The Lyon County Commission is exploring its options for acquiring federal and state lands after environmental services consultant Resource Concepts, Inc. provided an overview on the county’s preliminary mapping process last week.
The county commission on Thursday heard, for discussion only, from RCI resource specialist Jeremy Drew, who described his firm’s potential role in identifying the area’s major geographical parcels, cultural points and recreational sites of interest. He also outlined Congress’ responsibilities in developing a lands bill and gave a complete list of recommendations along with four draft maps outlining conceptual land transfer requests, Bureau of Land Management plan disposal lands and key biological and environmental areas. Feedback, Drew said, also has included individual meetings with the Yerington Paiute and Walker River Paiute tribes about their interest in the maps and areas moving north of the Adrian Valley or in interest in parcels featuring a regional sports complex near the Fallon Naval Air Station in Churchill County near Silver Springs.

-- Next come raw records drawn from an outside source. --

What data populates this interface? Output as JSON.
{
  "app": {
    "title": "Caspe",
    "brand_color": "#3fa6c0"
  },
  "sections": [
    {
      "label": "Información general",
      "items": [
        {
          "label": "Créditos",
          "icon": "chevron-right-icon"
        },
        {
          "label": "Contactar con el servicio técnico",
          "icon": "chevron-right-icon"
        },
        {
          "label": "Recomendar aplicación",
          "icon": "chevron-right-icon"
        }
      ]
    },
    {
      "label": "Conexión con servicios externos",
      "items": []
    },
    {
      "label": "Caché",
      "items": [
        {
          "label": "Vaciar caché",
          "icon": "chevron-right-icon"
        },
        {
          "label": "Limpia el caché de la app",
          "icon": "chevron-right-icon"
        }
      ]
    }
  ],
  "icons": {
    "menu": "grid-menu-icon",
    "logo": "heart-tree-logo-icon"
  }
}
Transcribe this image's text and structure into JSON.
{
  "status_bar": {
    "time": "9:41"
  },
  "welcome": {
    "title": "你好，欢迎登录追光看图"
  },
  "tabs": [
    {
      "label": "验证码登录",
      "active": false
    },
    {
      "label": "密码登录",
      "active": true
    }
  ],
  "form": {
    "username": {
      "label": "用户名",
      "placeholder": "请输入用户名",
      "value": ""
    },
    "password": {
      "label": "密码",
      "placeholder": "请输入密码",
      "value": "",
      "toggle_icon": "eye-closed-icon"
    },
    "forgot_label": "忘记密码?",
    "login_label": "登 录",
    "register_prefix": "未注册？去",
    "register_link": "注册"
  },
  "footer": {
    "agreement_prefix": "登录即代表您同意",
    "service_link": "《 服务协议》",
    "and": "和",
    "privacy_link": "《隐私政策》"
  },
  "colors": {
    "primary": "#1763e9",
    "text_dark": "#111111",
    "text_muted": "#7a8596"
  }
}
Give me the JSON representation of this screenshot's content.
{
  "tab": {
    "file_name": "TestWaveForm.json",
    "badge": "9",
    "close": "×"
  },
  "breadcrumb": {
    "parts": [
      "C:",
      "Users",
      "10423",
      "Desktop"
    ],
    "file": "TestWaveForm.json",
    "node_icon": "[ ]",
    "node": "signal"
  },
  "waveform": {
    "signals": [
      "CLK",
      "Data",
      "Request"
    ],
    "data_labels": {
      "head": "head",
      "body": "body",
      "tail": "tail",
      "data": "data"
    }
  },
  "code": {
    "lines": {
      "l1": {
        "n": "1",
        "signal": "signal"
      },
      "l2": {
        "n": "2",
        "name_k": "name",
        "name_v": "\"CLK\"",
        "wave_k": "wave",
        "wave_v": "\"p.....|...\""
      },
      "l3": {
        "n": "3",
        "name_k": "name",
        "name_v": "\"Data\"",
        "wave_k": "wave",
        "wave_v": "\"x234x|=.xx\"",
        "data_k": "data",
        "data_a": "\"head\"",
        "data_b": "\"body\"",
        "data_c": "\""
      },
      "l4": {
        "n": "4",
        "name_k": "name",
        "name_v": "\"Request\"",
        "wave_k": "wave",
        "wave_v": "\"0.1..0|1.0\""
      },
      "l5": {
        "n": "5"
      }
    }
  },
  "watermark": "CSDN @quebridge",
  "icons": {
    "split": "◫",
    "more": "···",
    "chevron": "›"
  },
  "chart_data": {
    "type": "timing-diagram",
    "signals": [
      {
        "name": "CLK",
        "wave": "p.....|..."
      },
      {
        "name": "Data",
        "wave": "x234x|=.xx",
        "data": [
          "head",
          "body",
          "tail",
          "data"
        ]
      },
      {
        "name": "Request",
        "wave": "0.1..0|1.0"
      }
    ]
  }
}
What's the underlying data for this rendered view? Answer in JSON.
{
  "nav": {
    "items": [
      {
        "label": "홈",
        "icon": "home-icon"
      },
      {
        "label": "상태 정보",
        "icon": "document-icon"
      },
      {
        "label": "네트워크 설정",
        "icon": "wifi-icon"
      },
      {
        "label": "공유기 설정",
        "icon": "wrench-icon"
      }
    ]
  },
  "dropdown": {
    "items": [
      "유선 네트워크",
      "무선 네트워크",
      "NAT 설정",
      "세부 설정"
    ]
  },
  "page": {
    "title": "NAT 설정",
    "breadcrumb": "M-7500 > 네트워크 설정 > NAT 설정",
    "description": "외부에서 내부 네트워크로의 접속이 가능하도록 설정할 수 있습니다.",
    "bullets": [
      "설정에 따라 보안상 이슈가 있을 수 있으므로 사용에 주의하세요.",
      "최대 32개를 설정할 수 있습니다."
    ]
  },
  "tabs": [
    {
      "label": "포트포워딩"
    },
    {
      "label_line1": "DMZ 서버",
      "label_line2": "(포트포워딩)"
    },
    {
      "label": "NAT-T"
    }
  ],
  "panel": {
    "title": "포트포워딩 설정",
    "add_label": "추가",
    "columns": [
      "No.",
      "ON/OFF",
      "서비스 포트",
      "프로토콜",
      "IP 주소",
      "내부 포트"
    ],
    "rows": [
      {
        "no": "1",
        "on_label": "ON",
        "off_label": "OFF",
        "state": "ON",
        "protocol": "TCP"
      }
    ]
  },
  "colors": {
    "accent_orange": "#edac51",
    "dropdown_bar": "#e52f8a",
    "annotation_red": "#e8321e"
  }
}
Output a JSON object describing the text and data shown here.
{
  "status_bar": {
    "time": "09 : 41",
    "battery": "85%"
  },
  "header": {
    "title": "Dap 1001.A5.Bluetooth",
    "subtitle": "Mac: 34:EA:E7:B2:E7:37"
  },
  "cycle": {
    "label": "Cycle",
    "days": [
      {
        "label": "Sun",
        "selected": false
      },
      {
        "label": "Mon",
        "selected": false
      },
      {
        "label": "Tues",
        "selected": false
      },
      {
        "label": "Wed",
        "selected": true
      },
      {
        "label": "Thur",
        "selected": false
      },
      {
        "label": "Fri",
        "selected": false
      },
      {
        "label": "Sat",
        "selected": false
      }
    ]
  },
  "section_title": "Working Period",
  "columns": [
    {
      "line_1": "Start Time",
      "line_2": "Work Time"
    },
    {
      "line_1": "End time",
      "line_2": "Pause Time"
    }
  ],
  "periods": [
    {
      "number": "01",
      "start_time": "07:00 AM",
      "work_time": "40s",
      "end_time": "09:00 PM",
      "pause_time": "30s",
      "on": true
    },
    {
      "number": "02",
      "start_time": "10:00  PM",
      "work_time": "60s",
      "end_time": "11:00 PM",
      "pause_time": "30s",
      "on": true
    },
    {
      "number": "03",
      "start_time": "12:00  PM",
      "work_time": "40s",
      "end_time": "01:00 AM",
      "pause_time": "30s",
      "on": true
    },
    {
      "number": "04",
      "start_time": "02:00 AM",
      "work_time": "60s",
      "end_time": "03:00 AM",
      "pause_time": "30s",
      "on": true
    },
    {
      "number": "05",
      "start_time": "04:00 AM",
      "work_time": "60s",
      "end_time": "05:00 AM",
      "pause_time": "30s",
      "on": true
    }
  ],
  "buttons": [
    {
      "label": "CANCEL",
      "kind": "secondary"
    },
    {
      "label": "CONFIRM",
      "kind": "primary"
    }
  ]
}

Drew made clear the challenges that would accompany Lyon’s current capital or road projects in alignment with the lands bill process. Drew said RCI’s role in the process was to develop information for the county’s consideration.
“I think the fastest way to kill a lands bill is to start too fast,” he said.
Drew presented the county’s four options for consideration on the lands bill. The first draft is to take no action. Another is to focus on key parcels and projects through an administrative process, such as a Recreation and Public Purposes Act conveyance through the BLM authorizing the sale or lease of public lands to state or local governments or qualified nonprofits.
“The drawback is it’s not going to solve the issues around commercial or industrial or housing issues you have,” Drew said. “It’s going to combine anything that’s public purpose or recreational value.”
A third possibility is similar to the conveyance but would be completed through the lands bill process instead, calling attention to the loss of Lyon’s private property in the past decade. Drew said county officials and staff administrators easily could argue Lyon is one of the state’s fastest growing communities and requires the space to accommodate incoming residents.
“I love those areas, I recreate on them all the time, but that takes a toll on the county and what you can do on public lands,” Drew said. “I think a case can be clearly made and articulated through the congressional delegation and policymakers that this county’s lost neighborhoods up to 15,000 to 20,000 acres on what can be made through public value.”
The final alternative would be the full lands bill process, although Drew said that involves a complicated political, long-term process.
After Drew’s presentation, Commissioner Wes Henderson said the lands bill process should continue and the board should be ready for the next steps, arguing even Congress’ own process is likely to change “week to week, day to day.”
“There’s a lot of instances in the past where Lyon has missed out on opportunities for federal funding because we weren’t prepared,” Henderson said. “I appreciate the input from RCI.”
Community action group the Citizens to Protect Smith Valley (CPSV) asked county residents to attend or watch the Nov. 17 meeting regarding the item from RCI on the maps and asked the county to remove or delay another agenda item to approve a master services agreement amendment with RCI. Smith Valley resident and CPSV member Leslie Sonne told the Appeal the request was being made until the commissioners could hold a public discussion on the future direction on the lands bill.
The item was pulled from the consent agenda. It was later approved by commissioners after discussion.
CPSV members asked commissioners to view revised maps and documentation before proceeding to the federal level. They also asked about Canadian mining company Hudbay Minerals, which provided a presentation about plans for its Mason Project mining exploration in September, and its own interest in land acquisition in the county. During their presentation to the board in August, Hudbay’s Matt Bingham, executive director of legal and public affairs, had announced its initial proposed lands bill request for its project would be about 18,000 acres.
“It seems we’re putting the cart before the horse,” Sonne said. “Why are the citizens footing the money? They do not need to be on private land. We should be worried about the plans for this request.”
Attempts by the Nevada Appeal to contact Hudbay Minerals for comment were unsuccessful.